Your answer must consist of the records exactly as given, with no pictures included.

**Page and application data records:**
------------------------------------------------------------

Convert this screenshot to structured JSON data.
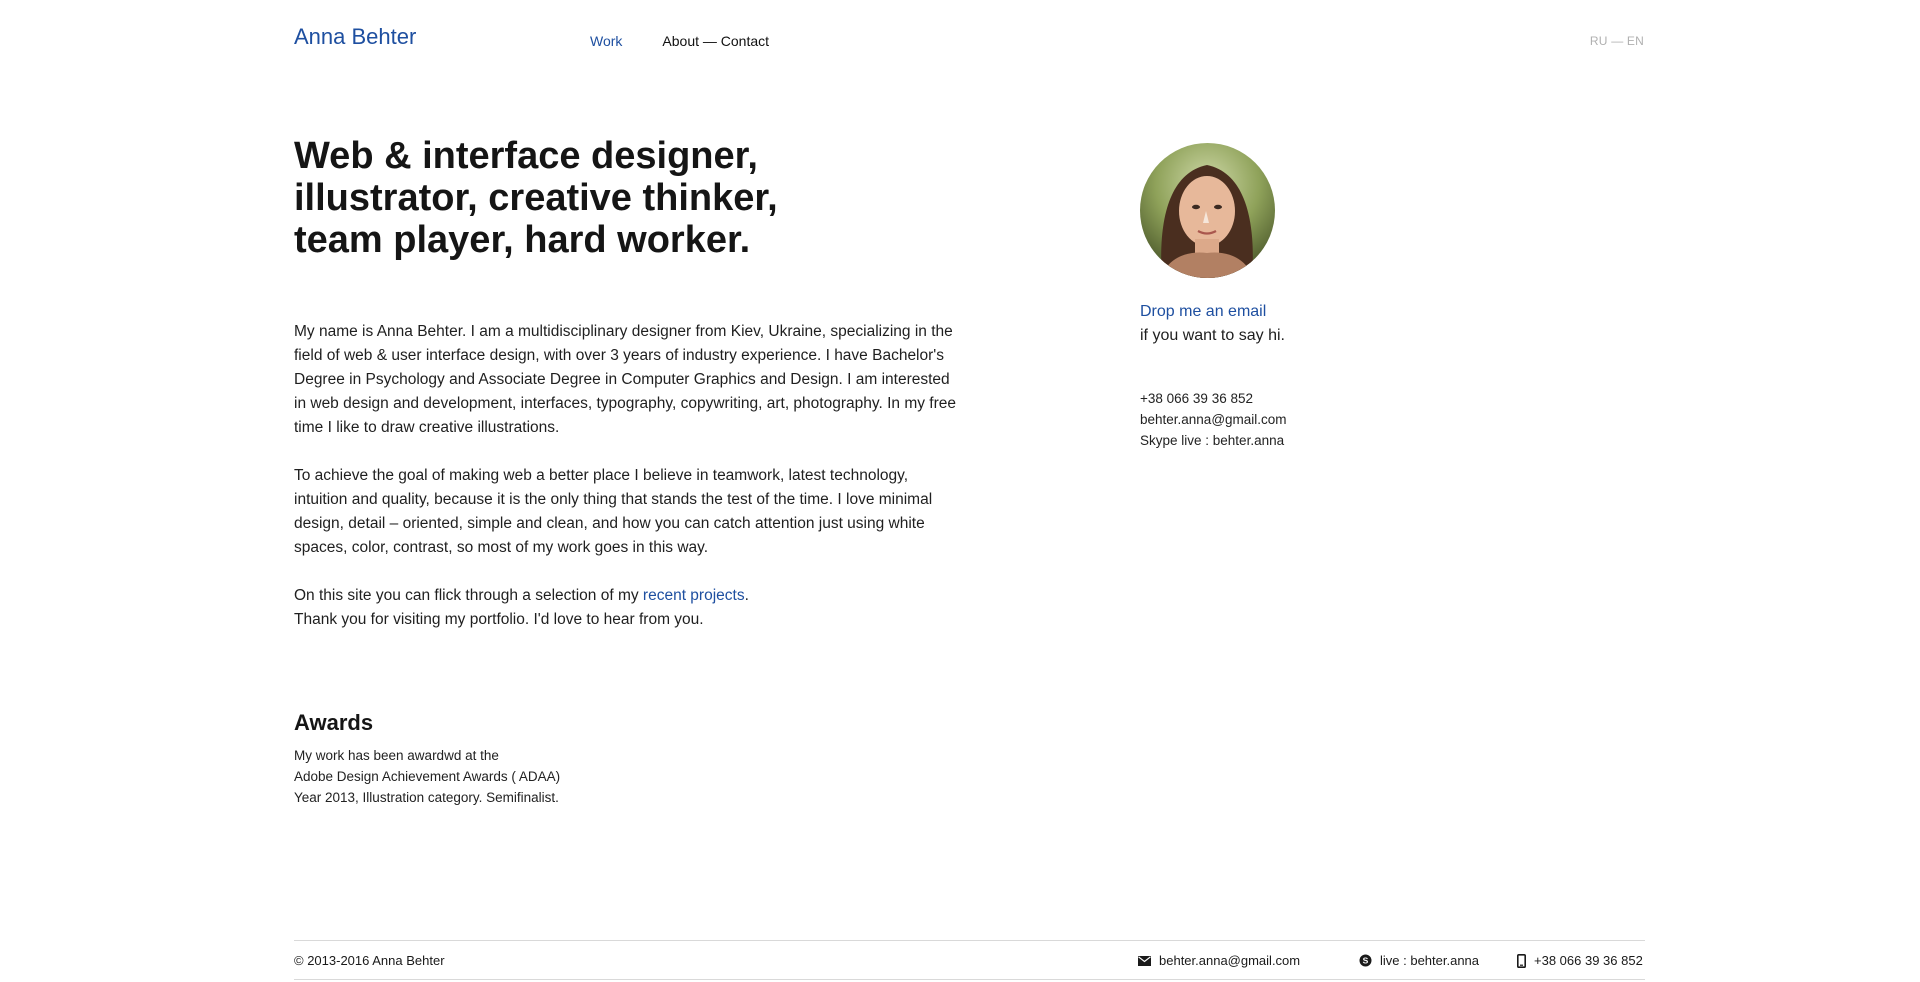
{
  "header": {
    "brand": "Anna Behter",
    "nav": [
      {
        "label": "Work",
        "active": true
      },
      {
        "label": "About — Contact",
        "active": false
      }
    ],
    "lang": "RU — EN"
  },
  "hero": {
    "headline_lines": [
      "Web & interface designer,",
      "illustrator, creative thinker,",
      "team player, hard worker."
    ]
  },
  "bio": {
    "p1": "My name is Anna Behter. I am a multidisciplinary designer from Kiev, Ukraine, specializing in the field of web & user interface design, with over 3 years of industry experience. I have Bachelor's Degree in Psychology and  Associate Degree in Computer Graphics and Design. I am interested in web design and development, interfaces, typography, copywriting, art, photography. In my free time I like to draw creative illustrations.",
    "p2": "To achieve the goal of making web a better place I believe in teamwork, latest technology, intuition and quality, because it is the only thing that stands the test of the time. I love minimal design, detail – oriented, simple and clean, and how you can catch attention just using white spaces, color, contrast, so most of my work goes in this way.",
    "p3_before": "On this site you can flick through a selection of my ",
    "p3_link": "recent projects",
    "p3_after": ".",
    "p4": "Thank you for visiting my portfolio. I'd love to hear from you."
  },
  "awards": {
    "title": "Awards",
    "lines": [
      "My work has been awardwd at the",
      "Adobe Design Achievement Awards ( ADAA)",
      "Year 2013, Illustration category. Semifinalist."
    ]
  },
  "contact": {
    "cta_link": "Drop me an email",
    "cta_text": "if you want to say hi.",
    "lines": [
      "+38 066 39 36 852",
      "behter.anna@gmail.com",
      "Skype live : behter.anna"
    ]
  },
  "footer": {
    "copyright": "© 2013-2016 Anna Behter",
    "email": "behter.anna@gmail.com",
    "skype": "live : behter.anna",
    "phone": "+38 066 39 36 852"
  },
  "colors": {
    "accent": "#1e4fa0",
    "text": "#1a1a1a",
    "muted": "#b0b0b0"
  },
  "icons": [
    "envelope-icon",
    "skype-icon",
    "phone-icon"
  ]
}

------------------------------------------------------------

**SOLUTION TO THIS TASK:**
Convert this screenshot to structured JSON data.
{
  "header": {
    "brand": "Anna Behter",
    "nav": [
      {
        "label": "Work",
        "active": true
      },
      {
        "label": "About — Contact",
        "active": false
      }
    ],
    "lang": "RU — EN"
  },
  "hero": {
    "headline_lines": [
      "Web & interface designer,",
      "illustrator, creative thinker,",
      "team player, hard worker."
    ]
  },
  "bio": {
    "p1": "My name is Anna Behter. I am a multidisciplinary designer from Kiev, Ukraine, specializing in the field of web & user interface design, with over 3 years of industry experience. I have Bachelor's Degree in Psychology and  Associate Degree in Computer Graphics and Design. I am interested in web design and development, interfaces, typography, copywriting, art, photography. In my free time I like to draw creative illustrations.",
    "p2": "To achieve the goal of making web a better place I believe in teamwork, latest technology, intuition and quality, because it is the only thing that stands the test of the time. I love minimal design, detail – oriented, simple and clean, and how you can catch attention just using white spaces, color, contrast, so most of my work goes in this way.",
    "p3_before": "On this site you can flick through a selection of my ",
    "p3_link": "recent projects",
    "p3_after": ".",
    "p4": "Thank you for visiting my portfolio. I'd love to hear from you."
  },
  "awards": {
    "title": "Awards",
    "lines": [
      "My work has been awardwd at the",
      "Adobe Design Achievement Awards ( ADAA)",
      "Year 2013, Illustration category. Semifinalist."
    ]
  },
  "contact": {
    "cta_link": "Drop me an email",
    "cta_text": "if you want to say hi.",
    "lines": [
      "+38 066 39 36 852",
      "behter.anna@gmail.com",
      "Skype live : behter.anna"
    ]
  },
  "footer": {
    "copyright": "© 2013-2016 Anna Behter",
    "email": "behter.anna@gmail.com",
    "skype": "live : behter.anna",
    "phone": "+38 066 39 36 852"
  },
  "colors": {
    "accent": "#1e4fa0",
    "text": "#1a1a1a",
    "muted": "#b0b0b0"
  },
  "icons": [
    "envelope-icon",
    "skype-icon",
    "phone-icon"
  ]
}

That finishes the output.